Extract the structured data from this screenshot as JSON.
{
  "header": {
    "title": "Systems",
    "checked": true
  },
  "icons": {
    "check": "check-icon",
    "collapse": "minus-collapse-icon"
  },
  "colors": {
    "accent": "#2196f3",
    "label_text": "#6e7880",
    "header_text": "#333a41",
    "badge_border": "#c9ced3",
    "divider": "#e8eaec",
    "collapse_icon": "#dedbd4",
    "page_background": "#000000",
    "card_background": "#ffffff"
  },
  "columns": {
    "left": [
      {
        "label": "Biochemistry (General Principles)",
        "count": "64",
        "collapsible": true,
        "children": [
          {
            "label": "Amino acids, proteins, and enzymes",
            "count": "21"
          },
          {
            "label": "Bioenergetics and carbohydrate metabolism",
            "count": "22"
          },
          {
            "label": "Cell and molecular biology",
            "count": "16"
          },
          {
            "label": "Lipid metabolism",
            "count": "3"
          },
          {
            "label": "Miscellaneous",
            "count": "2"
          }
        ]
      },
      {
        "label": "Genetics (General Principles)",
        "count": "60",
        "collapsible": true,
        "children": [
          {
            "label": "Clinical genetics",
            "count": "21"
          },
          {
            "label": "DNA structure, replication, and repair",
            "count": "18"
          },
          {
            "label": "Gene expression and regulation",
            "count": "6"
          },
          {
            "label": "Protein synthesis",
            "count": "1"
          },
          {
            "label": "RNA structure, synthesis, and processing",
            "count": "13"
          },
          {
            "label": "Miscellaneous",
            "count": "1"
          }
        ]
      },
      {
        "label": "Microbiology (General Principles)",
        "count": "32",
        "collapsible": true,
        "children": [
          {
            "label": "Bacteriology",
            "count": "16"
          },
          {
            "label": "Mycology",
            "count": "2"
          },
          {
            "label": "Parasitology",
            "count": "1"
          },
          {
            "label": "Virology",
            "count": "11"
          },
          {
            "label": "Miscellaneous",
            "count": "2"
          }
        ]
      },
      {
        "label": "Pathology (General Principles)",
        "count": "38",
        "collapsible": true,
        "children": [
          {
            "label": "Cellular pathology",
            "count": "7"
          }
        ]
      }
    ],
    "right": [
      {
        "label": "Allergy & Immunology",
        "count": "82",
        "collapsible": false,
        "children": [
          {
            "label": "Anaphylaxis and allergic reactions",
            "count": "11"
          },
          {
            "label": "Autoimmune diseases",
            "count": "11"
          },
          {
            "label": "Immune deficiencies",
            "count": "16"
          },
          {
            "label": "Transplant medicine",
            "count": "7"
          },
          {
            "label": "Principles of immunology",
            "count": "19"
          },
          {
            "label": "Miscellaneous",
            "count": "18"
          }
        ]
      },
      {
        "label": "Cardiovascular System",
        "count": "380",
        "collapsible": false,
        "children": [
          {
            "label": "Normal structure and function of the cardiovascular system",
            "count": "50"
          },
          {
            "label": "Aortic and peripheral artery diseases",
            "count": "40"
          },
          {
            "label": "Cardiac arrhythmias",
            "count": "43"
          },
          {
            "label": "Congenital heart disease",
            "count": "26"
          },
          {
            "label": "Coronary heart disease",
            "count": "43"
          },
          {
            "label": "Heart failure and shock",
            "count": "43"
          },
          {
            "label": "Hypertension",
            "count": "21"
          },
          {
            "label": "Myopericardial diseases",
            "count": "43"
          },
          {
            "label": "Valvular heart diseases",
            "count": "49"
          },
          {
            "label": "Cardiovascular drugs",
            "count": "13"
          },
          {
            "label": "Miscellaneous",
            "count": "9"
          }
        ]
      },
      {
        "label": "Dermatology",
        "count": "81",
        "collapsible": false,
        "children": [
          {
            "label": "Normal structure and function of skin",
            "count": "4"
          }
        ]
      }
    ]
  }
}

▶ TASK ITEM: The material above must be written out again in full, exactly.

▶ RESULT OF THIS TASK:
Extract the structured data from this screenshot as JSON.
{
  "header": {
    "title": "Systems",
    "checked": true
  },
  "icons": {
    "check": "check-icon",
    "collapse": "minus-collapse-icon"
  },
  "colors": {
    "accent": "#2196f3",
    "label_text": "#6e7880",
    "header_text": "#333a41",
    "badge_border": "#c9ced3",
    "divider": "#e8eaec",
    "collapse_icon": "#dedbd4",
    "page_background": "#000000",
    "card_background": "#ffffff"
  },
  "columns": {
    "left": [
      {
        "label": "Biochemistry (General Principles)",
        "count": "64",
        "collapsible": true,
        "children": [
          {
            "label": "Amino acids, proteins, and enzymes",
            "count": "21"
          },
          {
            "label": "Bioenergetics and carbohydrate metabolism",
            "count": "22"
          },
          {
            "label": "Cell and molecular biology",
            "count": "16"
          },
          {
            "label": "Lipid metabolism",
            "count": "3"
          },
          {
            "label": "Miscellaneous",
            "count": "2"
          }
        ]
      },
      {
        "label": "Genetics (General Principles)",
        "count": "60",
        "collapsible": true,
        "children": [
          {
            "label": "Clinical genetics",
            "count": "21"
          },
          {
            "label": "DNA structure, replication, and repair",
            "count": "18"
          },
          {
            "label": "Gene expression and regulation",
            "count": "6"
          },
          {
            "label": "Protein synthesis",
            "count": "1"
          },
          {
            "label": "RNA structure, synthesis, and processing",
            "count": "13"
          },
          {
            "label": "Miscellaneous",
            "count": "1"
          }
        ]
      },
      {
        "label": "Microbiology (General Principles)",
        "count": "32",
        "collapsible": true,
        "children": [
          {
            "label": "Bacteriology",
            "count": "16"
          },
          {
            "label": "Mycology",
            "count": "2"
          },
          {
            "label": "Parasitology",
            "count": "1"
          },
          {
            "label": "Virology",
            "count": "11"
          },
          {
            "label": "Miscellaneous",
            "count": "2"
          }
        ]
      },
      {
        "label": "Pathology (General Principles)",
        "count": "38",
        "collapsible": true,
        "children": [
          {
            "label": "Cellular pathology",
            "count": "7"
          }
        ]
      }
    ],
    "right": [
      {
        "label": "Allergy & Immunology",
        "count": "82",
        "collapsible": false,
        "children": [
          {
            "label": "Anaphylaxis and allergic reactions",
            "count": "11"
          },
          {
            "label": "Autoimmune diseases",
            "count": "11"
          },
          {
            "label": "Immune deficiencies",
            "count": "16"
          },
          {
            "label": "Transplant medicine",
            "count": "7"
          },
          {
            "label": "Principles of immunology",
            "count": "19"
          },
          {
            "label": "Miscellaneous",
            "count": "18"
          }
        ]
      },
      {
        "label": "Cardiovascular System",
        "count": "380",
        "collapsible": false,
        "children": [
          {
            "label": "Normal structure and function of the cardiovascular system",
            "count": "50"
          },
          {
            "label": "Aortic and peripheral artery diseases",
            "count": "40"
          },
          {
            "label": "Cardiac arrhythmias",
            "count": "43"
          },
          {
            "label": "Congenital heart disease",
            "count": "26"
          },
          {
            "label": "Coronary heart disease",
            "count": "43"
          },
          {
            "label": "Heart failure and shock",
            "count": "43"
          },
          {
            "label": "Hypertension",
            "count": "21"
          },
          {
            "label": "Myopericardial diseases",
            "count": "43"
          },
          {
            "label": "Valvular heart diseases",
            "count": "49"
          },
          {
            "label": "Cardiovascular drugs",
            "count": "13"
          },
          {
            "label": "Miscellaneous",
            "count": "9"
          }
        ]
      },
      {
        "label": "Dermatology",
        "count": "81",
        "collapsible": false,
        "children": [
          {
            "label": "Normal structure and function of skin",
            "count": "4"
          }
        ]
      }
    ]
  }
}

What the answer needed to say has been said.